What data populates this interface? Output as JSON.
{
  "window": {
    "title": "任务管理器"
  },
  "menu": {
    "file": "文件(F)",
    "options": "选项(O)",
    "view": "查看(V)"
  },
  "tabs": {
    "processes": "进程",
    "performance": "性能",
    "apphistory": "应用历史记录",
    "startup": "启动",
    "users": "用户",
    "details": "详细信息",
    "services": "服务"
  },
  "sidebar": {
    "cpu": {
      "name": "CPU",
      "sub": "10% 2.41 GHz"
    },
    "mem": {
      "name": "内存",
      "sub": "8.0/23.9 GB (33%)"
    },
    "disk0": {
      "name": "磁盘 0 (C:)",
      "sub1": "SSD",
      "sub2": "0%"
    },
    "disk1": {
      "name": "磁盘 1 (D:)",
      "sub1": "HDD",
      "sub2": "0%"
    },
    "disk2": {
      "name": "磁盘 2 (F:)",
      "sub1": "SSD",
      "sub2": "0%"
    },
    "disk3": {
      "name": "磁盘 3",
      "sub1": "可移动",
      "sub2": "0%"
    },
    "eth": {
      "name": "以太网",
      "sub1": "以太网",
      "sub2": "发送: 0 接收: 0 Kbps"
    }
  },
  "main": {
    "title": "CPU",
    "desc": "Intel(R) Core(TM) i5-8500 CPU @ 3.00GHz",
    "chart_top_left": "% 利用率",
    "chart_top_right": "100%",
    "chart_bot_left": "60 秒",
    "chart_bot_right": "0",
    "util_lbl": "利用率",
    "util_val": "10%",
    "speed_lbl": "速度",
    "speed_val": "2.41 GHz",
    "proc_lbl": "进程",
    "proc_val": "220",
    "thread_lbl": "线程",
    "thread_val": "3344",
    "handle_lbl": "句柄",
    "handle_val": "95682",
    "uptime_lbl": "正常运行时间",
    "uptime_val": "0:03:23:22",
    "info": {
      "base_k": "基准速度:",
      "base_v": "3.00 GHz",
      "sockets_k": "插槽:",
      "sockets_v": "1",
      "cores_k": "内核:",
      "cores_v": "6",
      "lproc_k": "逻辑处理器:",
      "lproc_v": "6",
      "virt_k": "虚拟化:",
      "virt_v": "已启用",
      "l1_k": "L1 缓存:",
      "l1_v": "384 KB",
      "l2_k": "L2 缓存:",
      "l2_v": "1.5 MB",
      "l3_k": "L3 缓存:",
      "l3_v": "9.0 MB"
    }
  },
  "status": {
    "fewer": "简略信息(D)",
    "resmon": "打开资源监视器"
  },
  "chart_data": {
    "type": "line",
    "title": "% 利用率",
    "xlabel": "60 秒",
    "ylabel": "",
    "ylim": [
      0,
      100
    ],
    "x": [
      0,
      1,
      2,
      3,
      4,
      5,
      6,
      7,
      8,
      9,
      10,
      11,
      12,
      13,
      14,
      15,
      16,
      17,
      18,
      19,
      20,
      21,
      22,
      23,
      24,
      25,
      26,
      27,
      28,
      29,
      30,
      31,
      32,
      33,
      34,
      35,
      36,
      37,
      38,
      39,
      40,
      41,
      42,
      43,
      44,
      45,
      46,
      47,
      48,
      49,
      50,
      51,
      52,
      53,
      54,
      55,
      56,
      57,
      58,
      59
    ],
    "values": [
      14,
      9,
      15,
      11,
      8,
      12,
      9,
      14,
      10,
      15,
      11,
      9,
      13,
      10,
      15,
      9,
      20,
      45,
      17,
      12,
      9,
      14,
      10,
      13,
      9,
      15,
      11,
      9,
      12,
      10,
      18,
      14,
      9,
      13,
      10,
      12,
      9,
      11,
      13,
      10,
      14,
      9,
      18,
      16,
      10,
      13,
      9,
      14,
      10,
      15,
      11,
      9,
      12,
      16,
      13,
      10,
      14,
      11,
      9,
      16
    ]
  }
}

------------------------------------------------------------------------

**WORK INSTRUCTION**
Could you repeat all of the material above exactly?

**OUTPUT OF THE TASK**
What data populates this interface? Output as JSON.
{
  "window": {
    "title": "任务管理器"
  },
  "menu": {
    "file": "文件(F)",
    "options": "选项(O)",
    "view": "查看(V)"
  },
  "tabs": {
    "processes": "进程",
    "performance": "性能",
    "apphistory": "应用历史记录",
    "startup": "启动",
    "users": "用户",
    "details": "详细信息",
    "services": "服务"
  },
  "sidebar": {
    "cpu": {
      "name": "CPU",
      "sub": "10% 2.41 GHz"
    },
    "mem": {
      "name": "内存",
      "sub": "8.0/23.9 GB (33%)"
    },
    "disk0": {
      "name": "磁盘 0 (C:)",
      "sub1": "SSD",
      "sub2": "0%"
    },
    "disk1": {
      "name": "磁盘 1 (D:)",
      "sub1": "HDD",
      "sub2": "0%"
    },
    "disk2": {
      "name": "磁盘 2 (F:)",
      "sub1": "SSD",
      "sub2": "0%"
    },
    "disk3": {
      "name": "磁盘 3",
      "sub1": "可移动",
      "sub2": "0%"
    },
    "eth": {
      "name": "以太网",
      "sub1": "以太网",
      "sub2": "发送: 0 接收: 0 Kbps"
    }
  },
  "main": {
    "title": "CPU",
    "desc": "Intel(R) Core(TM) i5-8500 CPU @ 3.00GHz",
    "chart_top_left": "% 利用率",
    "chart_top_right": "100%",
    "chart_bot_left": "60 秒",
    "chart_bot_right": "0",
    "util_lbl": "利用率",
    "util_val": "10%",
    "speed_lbl": "速度",
    "speed_val": "2.41 GHz",
    "proc_lbl": "进程",
    "proc_val": "220",
    "thread_lbl": "线程",
    "thread_val": "3344",
    "handle_lbl": "句柄",
    "handle_val": "95682",
    "uptime_lbl": "正常运行时间",
    "uptime_val": "0:03:23:22",
    "info": {
      "base_k": "基准速度:",
      "base_v": "3.00 GHz",
      "sockets_k": "插槽:",
      "sockets_v": "1",
      "cores_k": "内核:",
      "cores_v": "6",
      "lproc_k": "逻辑处理器:",
      "lproc_v": "6",
      "virt_k": "虚拟化:",
      "virt_v": "已启用",
      "l1_k": "L1 缓存:",
      "l1_v": "384 KB",
      "l2_k": "L2 缓存:",
      "l2_v": "1.5 MB",
      "l3_k": "L3 缓存:",
      "l3_v": "9.0 MB"
    }
  },
  "status": {
    "fewer": "简略信息(D)",
    "resmon": "打开资源监视器"
  },
  "chart_data": {
    "type": "line",
    "title": "% 利用率",
    "xlabel": "60 秒",
    "ylabel": "",
    "ylim": [
      0,
      100
    ],
    "x": [
      0,
      1,
      2,
      3,
      4,
      5,
      6,
      7,
      8,
      9,
      10,
      11,
      12,
      13,
      14,
      15,
      16,
      17,
      18,
      19,
      20,
      21,
      22,
      23,
      24,
      25,
      26,
      27,
      28,
      29,
      30,
      31,
      32,
      33,
      34,
      35,
      36,
      37,
      38,
      39,
      40,
      41,
      42,
      43,
      44,
      45,
      46,
      47,
      48,
      49,
      50,
      51,
      52,
      53,
      54,
      55,
      56,
      57,
      58,
      59
    ],
    "values": [
      14,
      9,
      15,
      11,
      8,
      12,
      9,
      14,
      10,
      15,
      11,
      9,
      13,
      10,
      15,
      9,
      20,
      45,
      17,
      12,
      9,
      14,
      10,
      13,
      9,
      15,
      11,
      9,
      12,
      10,
      18,
      14,
      9,
      13,
      10,
      12,
      9,
      11,
      13,
      10,
      14,
      9,
      18,
      16,
      10,
      13,
      9,
      14,
      10,
      15,
      11,
      9,
      12,
      16,
      13,
      10,
      14,
      11,
      9,
      16
    ]
  }
}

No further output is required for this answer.